What she witnessed, Giles asserted, was an act of racism. Despite being well intentioned, the relief services staff member, said Giles, was unable to understand why her suggestion was insulting to Clara.

Giles suggested that disaster relief workers need to be trained in “cultural competence.” She also bemoaned the lack of job placement for professionals, and the lack of coordinated disaster relief from faith-based African-American communities.

The Rev. Hurmon Hamilton talked about efforts to provide health insurance to those lacking it. With an estimated 550,000 Massachusetts residents without health care, he said this met his definition of crisis, which is any issue that arises to such a level that it poses a serious threat to public life and thereby requires an organized public response.

Hamilton, who is pastor of the Roxbury Presbyterian Church, is also president of the Greater Boston Interfaith Organization, which has been working on a ballot initiative to provide health care insurance to most or all of the uninsured in Massachusetts.

The roots of crisis in the African-American community, said Omar Abdul-Malik, research fellow in Islamic Studies, extend back to the moral leadership found in this country in the 17th and 18th centuries. The founding fathers, he said, adopted a reconfigured version of the Old Testament Exodus saga with the new world settlers placed in a starring role as God’s new chosen people fleeing the oppression of the evil English monarch. Repercussions of this view were felt by the Native Americans and the African slaves, Abdul-Malik added, neither of whom were considered to count among the “chosen.”

By contrast, according to Abdul-Malik, black slaves long viewed themselves as God’s chosen people, not in the promised land, but in Egypt, i.e., America. “Under a contemporary evil pharaoh who was more than equal of his Old Testament counterpart,” he said.

If African Americans are waiting on God for rescue and retribution, asked Abdul-Malik, “What do we do in the meantime?” The answer, he said, is to be found in both the Quran and the Bible, and that is what he termed an “operational definition of faith.”

“Faith,” he said, “requires public service initiatives to assist the poor, faith requires human capital accumulation and economic development, and faith also requires transcendence to get through times of instability and hardship.”
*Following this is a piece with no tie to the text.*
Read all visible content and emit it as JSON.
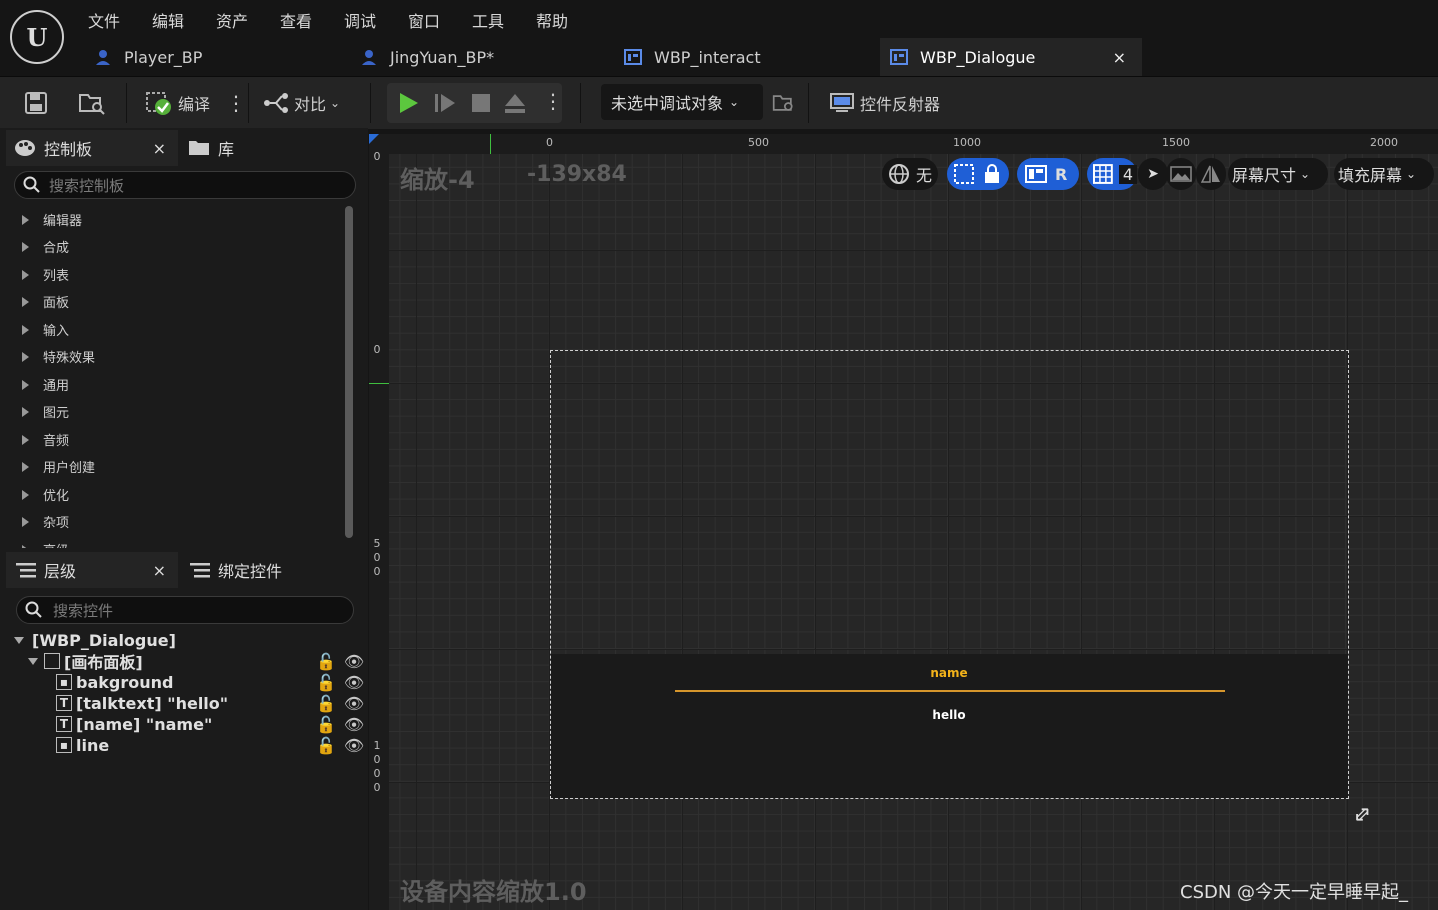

Somewhat similarly, the Imam Taalib Mahdee felt that the crisis facing the African-American community is the enslavement of people’s souls. He said that the African-American community needed to start thinking of itself as a collection of human beings, rather than simply as a collection of black people or African Americans. “Anything else other than that, in my opinion,” he said, “will keep us in slavery.”

The Rev. Ray Hammond, a trained physician, brought his medical perspective to bear on the definition of crisis: the turning point in a disease for good or evil, but usually for the better.

Great emergencies and crises, said Hammond, show us how much greater are our bodily resources than we had supposed. And, he added, they were inevitable: “You live this life long enough … you’re going to have a crisis.”